STAGE DIRECTIONS, AREAS, BODY POSITIONS, and MOVEMENT
Above: Away from the audience (same as upstage of).
Below: Toward the audience (same as downstage of).
Blocking: The process of working the arrangement of actors on stage with relationship to the furniture. Purposes are to tell the story, develop characterization, set mood, and also to create suspense.
Downstage: Towards the audience.
In: Toward the center of the stage.
Out: Away from the center of the stage.
Stage left: The actor's left as he faces the audience.
Stage right: The actor's right as he faces the audience.
Upstage: Away from the audience.
Closed: The actor is turned away from the audience.
Countercross: Adjustment in the opposite direction of the cross.
Cover: An actor stands in front of another actor.
Rules: 1. It is the responsibility of the downstage actor not to cover the upstage actor.
2. If you are the upstage actor and are covered, make a slight adjustment.
3. Make crosses below actors.
Cross: Abbreviated X, it is a move from one place to another on stage.
Give, take: When two actors are not equally open, one gives and the other takes the scene
Open: An open position is one which faces the audience. An open turn
is one which turns towards the audience.
Rules: 1. Play shared scenes equally open in quarter position.
2. Whenever possible, turn downstage, but make the most logical turn.
3. Kneel on the downstage knee.
4. Use your upstage arm for gestures so as to avoid covering yourself.
Share: Two actors share when they are equally open.
Upstaging: "One actor upstages another when he takes a position that forces the second actor to face upstage or away from the audience. Since the downstage actor is put at a disadvantage, upstaging has an unpleasant connotation and is generally to be avoided. You should take positions on the exact level of the actor with whom you are playing. Neither intentionally nor unintentionally upstage another actor unless you are directed to do so." (McGaw and Clark. Acting is Believing)
Wings: Offstage spaces at the sides of the acting areas.
LINES and DIALOGUE, MISCELLANEOUS TERMS
Acting Area: Two sit-down positions 6' or more apart.
Action: Pursuit of a specific goal.
Apron: Also known as forestage, that part of the stage which juts out in front of the curtain.
Aside: A line spoken to a character which is not supposed to be heard by others on stage.
Beat: From the beginning to the end of an intention or objective.
Build: Increase volume or tempo to reach a climax.

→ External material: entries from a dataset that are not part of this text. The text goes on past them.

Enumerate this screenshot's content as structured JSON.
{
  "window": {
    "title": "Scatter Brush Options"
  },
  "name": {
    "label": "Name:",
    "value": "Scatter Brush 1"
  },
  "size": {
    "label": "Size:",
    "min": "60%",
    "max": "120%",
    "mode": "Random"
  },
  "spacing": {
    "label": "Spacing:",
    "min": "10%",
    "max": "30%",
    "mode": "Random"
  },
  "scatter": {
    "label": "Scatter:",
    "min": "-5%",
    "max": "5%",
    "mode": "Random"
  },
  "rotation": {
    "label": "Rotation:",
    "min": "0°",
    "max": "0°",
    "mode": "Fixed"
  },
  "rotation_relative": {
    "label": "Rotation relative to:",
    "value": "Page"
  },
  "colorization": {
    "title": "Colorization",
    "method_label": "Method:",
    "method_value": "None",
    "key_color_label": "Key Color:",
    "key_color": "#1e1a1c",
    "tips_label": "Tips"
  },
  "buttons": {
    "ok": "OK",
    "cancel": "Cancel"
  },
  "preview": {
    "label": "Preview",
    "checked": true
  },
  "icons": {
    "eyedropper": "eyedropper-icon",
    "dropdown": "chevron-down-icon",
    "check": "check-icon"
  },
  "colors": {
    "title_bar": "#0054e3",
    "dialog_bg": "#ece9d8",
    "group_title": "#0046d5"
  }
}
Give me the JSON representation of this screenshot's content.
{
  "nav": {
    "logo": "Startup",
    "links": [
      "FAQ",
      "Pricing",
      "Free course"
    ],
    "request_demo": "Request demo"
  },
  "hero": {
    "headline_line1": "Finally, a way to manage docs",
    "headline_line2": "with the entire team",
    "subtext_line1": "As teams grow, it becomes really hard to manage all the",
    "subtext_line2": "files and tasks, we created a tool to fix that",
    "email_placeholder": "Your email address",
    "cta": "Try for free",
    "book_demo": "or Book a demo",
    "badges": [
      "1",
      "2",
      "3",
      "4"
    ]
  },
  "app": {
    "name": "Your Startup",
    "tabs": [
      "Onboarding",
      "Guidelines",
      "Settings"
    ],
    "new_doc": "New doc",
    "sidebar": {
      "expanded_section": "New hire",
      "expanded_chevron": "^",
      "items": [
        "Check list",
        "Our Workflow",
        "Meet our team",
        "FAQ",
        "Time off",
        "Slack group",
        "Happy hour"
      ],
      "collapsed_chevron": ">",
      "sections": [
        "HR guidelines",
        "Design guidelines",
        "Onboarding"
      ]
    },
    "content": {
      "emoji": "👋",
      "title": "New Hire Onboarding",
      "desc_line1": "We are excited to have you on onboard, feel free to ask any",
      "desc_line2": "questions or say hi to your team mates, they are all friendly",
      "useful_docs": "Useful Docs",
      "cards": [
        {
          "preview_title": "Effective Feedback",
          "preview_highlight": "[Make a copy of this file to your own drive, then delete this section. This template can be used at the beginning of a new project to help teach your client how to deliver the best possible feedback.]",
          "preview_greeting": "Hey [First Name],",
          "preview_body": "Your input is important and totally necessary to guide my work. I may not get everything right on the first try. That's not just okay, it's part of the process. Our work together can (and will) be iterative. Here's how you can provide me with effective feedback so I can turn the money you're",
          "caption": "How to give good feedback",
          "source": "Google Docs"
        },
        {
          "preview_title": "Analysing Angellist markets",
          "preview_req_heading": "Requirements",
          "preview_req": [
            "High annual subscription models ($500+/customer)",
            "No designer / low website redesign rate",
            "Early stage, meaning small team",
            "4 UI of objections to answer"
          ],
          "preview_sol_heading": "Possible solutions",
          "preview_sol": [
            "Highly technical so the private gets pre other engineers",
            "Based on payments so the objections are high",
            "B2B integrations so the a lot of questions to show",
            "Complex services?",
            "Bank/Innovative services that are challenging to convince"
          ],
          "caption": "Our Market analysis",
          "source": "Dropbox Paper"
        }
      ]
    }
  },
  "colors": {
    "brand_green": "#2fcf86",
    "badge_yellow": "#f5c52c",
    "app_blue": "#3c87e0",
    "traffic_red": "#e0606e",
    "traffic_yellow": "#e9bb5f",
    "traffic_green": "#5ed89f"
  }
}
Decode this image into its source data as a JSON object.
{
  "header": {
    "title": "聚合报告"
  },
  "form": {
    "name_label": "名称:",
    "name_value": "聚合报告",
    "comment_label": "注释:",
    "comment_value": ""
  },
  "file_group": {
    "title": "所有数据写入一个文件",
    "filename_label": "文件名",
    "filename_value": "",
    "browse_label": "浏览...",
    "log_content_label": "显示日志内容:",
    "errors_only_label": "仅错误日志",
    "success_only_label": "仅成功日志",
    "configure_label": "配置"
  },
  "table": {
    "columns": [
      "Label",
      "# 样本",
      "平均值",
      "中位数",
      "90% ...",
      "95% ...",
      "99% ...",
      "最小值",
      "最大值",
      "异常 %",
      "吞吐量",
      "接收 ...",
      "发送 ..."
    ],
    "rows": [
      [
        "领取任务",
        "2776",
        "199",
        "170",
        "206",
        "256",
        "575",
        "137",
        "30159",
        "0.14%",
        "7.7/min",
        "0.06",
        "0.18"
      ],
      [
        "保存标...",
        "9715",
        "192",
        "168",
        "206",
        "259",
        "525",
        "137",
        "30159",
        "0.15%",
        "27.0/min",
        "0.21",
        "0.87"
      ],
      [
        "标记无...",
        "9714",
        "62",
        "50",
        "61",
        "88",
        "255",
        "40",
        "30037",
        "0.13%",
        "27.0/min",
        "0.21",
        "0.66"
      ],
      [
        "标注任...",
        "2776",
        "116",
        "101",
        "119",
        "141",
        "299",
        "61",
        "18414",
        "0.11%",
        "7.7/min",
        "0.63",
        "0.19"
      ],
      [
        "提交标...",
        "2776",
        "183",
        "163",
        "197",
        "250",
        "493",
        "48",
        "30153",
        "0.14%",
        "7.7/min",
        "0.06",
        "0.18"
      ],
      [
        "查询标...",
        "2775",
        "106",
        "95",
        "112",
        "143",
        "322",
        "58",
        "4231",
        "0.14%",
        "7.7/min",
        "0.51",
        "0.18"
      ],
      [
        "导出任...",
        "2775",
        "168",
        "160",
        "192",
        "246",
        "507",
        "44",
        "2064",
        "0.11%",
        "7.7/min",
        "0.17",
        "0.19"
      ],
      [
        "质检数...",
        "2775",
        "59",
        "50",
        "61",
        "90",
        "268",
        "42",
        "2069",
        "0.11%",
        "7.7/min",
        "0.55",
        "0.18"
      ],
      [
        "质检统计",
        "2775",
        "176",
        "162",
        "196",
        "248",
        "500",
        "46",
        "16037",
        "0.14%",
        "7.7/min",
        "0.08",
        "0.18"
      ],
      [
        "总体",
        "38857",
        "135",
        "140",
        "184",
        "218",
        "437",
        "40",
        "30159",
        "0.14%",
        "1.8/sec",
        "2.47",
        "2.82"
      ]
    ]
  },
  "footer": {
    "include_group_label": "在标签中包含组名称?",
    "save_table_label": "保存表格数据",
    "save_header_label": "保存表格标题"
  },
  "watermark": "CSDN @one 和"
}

Concentration: Giving complete attention to something. Key to effective acting.
Cue: Line or piece of business which tells another actor it is time
to speak or act.
Pick up cues - Actors may be given the direction to pick up cues. This means to begin speaking immediately as the cue is finished, and possibly even before.
Dialogue: Lines spoken by the characters in a play, scripted by a playwright. Be true to the script.
Ensemble Acting: The stress is on the group rather than on an individual performance.
Fourth wall: In an interior setting of four wall, the side between the actor and the audience.
Given Circumstances: Unchangeable fact that affects the playing of the scene. Particularly important are religious, political, social, educational, and climactic facts.
Ground Plan: Arrangement of the place of the scene. Includes walls, steps, furniture, doors and so forth. Drawn as if directly overhead.
Motivation: Why a character does what he/she does.
Mugging: A derogatory term for exaggerated facial expressions.
Objective: Pursuit of a specific goal. Must be phrased in terms of action - to _____ him/her. Intention.
Obstacle: Physical or psychological hindrance or obstruction.
Point: Giving special emphasis to a word or business. For instance, the last line of a scene, act or play is usually pointed.
Properties: "Things" or "objects" which are integral to the
Kinds: 1. Hand props - small things held in the hand (coffee cups, pens, etc.)
2. Personal props - Things which are carried by an actor but are specifically used by him (watches, cigarette holders, glasses, etc.)
3. Costume props - Costume accessories (gloves, etc.).
4. Stage props - Items used to dress the stage (books, lamps, etc.)
Prop table - Table placed offstage where properties are placed when not in use.
Proscenium: The wall dividing the stage from the auditorium.
Proscenium Opening: The opening, usually an arch, in the proscenium wall through which the audience can see the stage.
Run-through: An uninterrupted rehearsal of the entire scene, act, or play. This is in contrast to a "working" rehearsal where director or technicians may stop the run to work problems, or a "blocking" rehearsal where director gives movement to actors.
Stealing: Taking the audience's attention when not supposed to have it. Scene stealers are frowned upon.
Subtext: The text beneath the text. The meaning behind what is being said.
Telescoping: Overlapping speeches. Used to build dramatic tension
Top: To build a line higher than the preceding one.
Movement and parts of the stage
Movement in non-proscenium theatres usually is given in terms of compass or clock. A director will say, "cross to 9:00", or "cross to NE".